Carbon dioxide and methane are major components in geofluids; however, there is little evidence showing how C-H-O fluids evolve in a subduction zone. We investigated fluid inclusions in quartz veins from the Eocene-Oligocene Shimanto belt (Murotohanto subbelt) on Muroto Peninsula, SW Japan using microthermometry and laser Raman spectroscopy.

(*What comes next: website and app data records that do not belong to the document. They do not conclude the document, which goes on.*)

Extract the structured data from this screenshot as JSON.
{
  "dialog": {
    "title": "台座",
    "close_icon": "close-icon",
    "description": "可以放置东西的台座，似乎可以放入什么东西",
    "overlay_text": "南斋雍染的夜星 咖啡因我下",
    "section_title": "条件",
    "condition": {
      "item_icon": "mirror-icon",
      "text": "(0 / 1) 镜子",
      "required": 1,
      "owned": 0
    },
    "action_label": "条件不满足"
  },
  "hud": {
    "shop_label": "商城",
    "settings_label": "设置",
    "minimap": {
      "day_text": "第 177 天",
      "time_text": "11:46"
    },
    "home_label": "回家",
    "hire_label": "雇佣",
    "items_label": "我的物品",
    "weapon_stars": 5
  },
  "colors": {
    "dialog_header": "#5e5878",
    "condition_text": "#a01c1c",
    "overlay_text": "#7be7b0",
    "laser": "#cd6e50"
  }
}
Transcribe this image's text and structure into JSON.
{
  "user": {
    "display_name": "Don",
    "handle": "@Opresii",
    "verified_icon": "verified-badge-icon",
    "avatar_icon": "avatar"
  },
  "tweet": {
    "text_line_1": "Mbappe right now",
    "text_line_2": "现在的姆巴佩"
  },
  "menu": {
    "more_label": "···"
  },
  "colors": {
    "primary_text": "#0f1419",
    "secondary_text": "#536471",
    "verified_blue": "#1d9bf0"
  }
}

Quartz veins that cut the cleavage of the host rocks in the Murotohanto subbelt contain one-phase carbonic inclusions (CH4) and two-phase aqueous inclusions (CH4 ± CO2 vapor and H2O liquid). The vapor in the two-phase inclusions is essentially CH4 in the northern part of the belt and a CO2-CH4 mixture in the southern part; values of [InlineEquation not available: see fulltext.] (=CO2 / (CO 2 + CH4)) vary from 0 to 0.9. Within a single CO 2-bearing vein, [InlineEquation not available: see fulltext.] values decrease from the vein wall ([InlineEquation not available: see fulltext.] = 0.5 to 0.9) to the vein center ([InlineEquation not available: see fulltext.] = 0), and the homogenization temperature increases from approximately 180°C to 240°C-250°C, indicating a transition of the carbonic species from CO2-CH4 to CH4 during vein formation. CO 2-dominant fluids are rare in most accretionary prisms formed under low-grade metamorphic conditions, and the generation of CO2 cannot be explained by diagenesis of organic matter in sediments under the P-T conditions of formation of the CO2-bearing veins (235°C to 245°C, 165 to 200 MPa). The CO2 fluids are distributed preferentially near an out-of-sequence thrust that brings the Murotohanto subbelt into contact with the late Oligocene-early Miocene Nabae subbelt and its many volcanic and intrusive rocks. We therefore suggest that the CO2 fluids were generated in association with near-trench magmatism during the middle Miocene and that the fluids were injected and mixed with the CH4 pore fluids of the sediments in the accretionary prism.
ASJC Scopus subject areas
- Space and Planetary Science